Complementing the roster of tracks are dynamic systems for weather and physics based on the Madness engine. Water droplets will scatter on the screen while racing in the rain, and tires will grip the road more tightly after a warm-up lap or two. Over the course of a race, with time set to advance with five-times speed, the weather can change suddenly from clear blue skies to raging thunderstorms, as the clouds slowly and ominously block the warm rays of the sun. It's all planed content that won't require a day-one patch or additional updates.
You'll also be able to experience races more realistically, with shakedown and qualifying runs if you so choose. Online races will feature up to 16 players on console and an impressive 32 players on PC. Though it wasn't available for examination in the preview build I played, there should be a light driver editor and tuning options as well. Better yet, the developers aren't pushing for the standard progression of earning in-game cash from events and then spending it on vehicles. Players should have access to every included track and car in the roster right from the start.
Project CARS will also have welcome support for Project Morpheus and Oculus Rift, the latter of which I tried while strapped to a racing wheel (Thrustmaster T80) and chair setup. The frame-rate was extremely low, like 10 frames a second (if that), so trying to navigate the twisty turns and elevation changes at Leguna Seca was next to impossible. But it was a proof-of-concept that showed it could work and will likely be improved upon with time.
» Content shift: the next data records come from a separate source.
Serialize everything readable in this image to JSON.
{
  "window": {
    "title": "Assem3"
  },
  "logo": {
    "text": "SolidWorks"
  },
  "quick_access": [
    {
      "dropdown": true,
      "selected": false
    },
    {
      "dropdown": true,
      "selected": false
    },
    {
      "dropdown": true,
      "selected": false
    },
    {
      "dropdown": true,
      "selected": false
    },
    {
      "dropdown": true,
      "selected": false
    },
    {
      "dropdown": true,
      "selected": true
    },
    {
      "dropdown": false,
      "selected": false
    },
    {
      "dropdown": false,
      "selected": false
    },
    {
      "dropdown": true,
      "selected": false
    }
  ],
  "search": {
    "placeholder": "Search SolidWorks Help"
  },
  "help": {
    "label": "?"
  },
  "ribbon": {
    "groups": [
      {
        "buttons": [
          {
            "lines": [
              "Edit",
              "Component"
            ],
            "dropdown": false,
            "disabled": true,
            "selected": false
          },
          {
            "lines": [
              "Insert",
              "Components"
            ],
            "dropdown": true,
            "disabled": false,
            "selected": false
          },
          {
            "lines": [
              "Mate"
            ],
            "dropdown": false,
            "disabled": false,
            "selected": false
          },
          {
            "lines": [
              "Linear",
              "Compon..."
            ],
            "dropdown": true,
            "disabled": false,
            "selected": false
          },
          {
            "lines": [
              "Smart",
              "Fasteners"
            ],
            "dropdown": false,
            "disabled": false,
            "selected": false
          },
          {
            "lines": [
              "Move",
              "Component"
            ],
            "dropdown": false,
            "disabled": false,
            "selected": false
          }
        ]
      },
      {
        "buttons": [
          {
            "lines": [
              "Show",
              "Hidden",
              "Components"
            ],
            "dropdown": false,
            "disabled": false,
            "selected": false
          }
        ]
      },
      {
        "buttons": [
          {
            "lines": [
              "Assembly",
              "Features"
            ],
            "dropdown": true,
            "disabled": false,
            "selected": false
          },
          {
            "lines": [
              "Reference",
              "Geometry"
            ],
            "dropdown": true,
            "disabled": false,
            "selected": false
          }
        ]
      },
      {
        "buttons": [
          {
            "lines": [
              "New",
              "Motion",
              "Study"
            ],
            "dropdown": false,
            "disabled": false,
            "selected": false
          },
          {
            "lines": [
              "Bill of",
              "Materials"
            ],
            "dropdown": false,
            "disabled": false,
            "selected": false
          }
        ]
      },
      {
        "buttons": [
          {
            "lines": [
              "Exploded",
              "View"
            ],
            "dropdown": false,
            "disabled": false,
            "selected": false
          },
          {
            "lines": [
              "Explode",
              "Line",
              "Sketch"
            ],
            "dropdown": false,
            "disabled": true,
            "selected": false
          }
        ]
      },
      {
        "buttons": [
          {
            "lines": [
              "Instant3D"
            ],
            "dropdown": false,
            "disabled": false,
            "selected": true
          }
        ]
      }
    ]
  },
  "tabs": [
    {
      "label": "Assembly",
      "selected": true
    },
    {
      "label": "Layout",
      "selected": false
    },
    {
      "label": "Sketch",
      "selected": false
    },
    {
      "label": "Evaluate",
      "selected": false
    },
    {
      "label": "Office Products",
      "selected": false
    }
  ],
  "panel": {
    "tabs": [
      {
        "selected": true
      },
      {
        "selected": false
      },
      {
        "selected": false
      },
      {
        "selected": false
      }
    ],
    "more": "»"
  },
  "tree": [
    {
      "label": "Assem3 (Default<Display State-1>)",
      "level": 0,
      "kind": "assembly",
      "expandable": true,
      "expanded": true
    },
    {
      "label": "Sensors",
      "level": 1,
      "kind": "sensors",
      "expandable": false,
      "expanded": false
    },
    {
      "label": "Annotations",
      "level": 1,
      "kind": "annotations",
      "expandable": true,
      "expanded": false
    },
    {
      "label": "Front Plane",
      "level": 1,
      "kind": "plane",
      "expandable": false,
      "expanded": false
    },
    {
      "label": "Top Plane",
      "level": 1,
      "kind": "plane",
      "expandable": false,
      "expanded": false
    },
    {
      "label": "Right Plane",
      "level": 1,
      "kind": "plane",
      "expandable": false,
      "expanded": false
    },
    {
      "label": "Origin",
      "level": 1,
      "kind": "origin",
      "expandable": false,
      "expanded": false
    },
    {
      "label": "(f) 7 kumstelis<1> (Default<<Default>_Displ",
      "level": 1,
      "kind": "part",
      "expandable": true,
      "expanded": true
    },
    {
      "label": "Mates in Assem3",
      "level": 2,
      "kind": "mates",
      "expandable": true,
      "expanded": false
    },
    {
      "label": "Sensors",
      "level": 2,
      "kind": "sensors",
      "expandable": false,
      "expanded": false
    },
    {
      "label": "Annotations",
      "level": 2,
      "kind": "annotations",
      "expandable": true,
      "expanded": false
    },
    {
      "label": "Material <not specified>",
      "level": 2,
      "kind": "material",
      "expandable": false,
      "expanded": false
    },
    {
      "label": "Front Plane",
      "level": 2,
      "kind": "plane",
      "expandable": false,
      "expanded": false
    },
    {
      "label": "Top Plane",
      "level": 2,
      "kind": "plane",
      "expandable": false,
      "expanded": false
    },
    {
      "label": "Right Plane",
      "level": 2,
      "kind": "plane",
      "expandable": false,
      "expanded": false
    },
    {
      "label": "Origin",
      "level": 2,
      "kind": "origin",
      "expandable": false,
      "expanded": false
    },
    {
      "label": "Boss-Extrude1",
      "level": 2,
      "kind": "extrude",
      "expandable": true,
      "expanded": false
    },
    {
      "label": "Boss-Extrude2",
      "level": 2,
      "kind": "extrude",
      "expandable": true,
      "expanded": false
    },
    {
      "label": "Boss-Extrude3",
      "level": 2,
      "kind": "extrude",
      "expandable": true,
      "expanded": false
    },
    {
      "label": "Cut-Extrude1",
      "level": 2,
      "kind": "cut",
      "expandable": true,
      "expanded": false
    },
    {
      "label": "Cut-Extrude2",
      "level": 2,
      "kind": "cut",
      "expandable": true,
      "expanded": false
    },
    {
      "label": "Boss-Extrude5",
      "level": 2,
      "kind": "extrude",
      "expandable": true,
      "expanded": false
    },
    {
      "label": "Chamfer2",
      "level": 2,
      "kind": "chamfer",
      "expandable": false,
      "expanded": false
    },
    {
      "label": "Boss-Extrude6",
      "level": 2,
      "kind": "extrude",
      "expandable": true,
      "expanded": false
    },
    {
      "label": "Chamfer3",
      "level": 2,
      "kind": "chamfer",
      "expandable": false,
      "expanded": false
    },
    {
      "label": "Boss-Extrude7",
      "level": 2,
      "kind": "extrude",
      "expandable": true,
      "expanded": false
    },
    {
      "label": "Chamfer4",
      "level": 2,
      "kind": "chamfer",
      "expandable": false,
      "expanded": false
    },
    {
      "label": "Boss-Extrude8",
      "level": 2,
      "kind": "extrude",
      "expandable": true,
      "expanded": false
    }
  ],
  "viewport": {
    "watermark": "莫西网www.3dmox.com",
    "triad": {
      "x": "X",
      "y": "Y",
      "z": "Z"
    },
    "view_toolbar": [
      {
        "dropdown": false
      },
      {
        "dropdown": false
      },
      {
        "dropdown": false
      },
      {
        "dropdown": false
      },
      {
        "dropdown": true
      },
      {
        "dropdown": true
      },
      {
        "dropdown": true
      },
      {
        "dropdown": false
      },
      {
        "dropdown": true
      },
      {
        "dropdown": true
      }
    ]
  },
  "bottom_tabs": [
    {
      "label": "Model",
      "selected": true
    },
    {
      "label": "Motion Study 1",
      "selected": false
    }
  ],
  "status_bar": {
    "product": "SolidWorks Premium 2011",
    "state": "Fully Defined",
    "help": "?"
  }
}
Project CARS will release on March 17, 2015 in the US for PC, PS4, and Xbox One, with Wii U and SteamOS/Linux versions releasing later this year.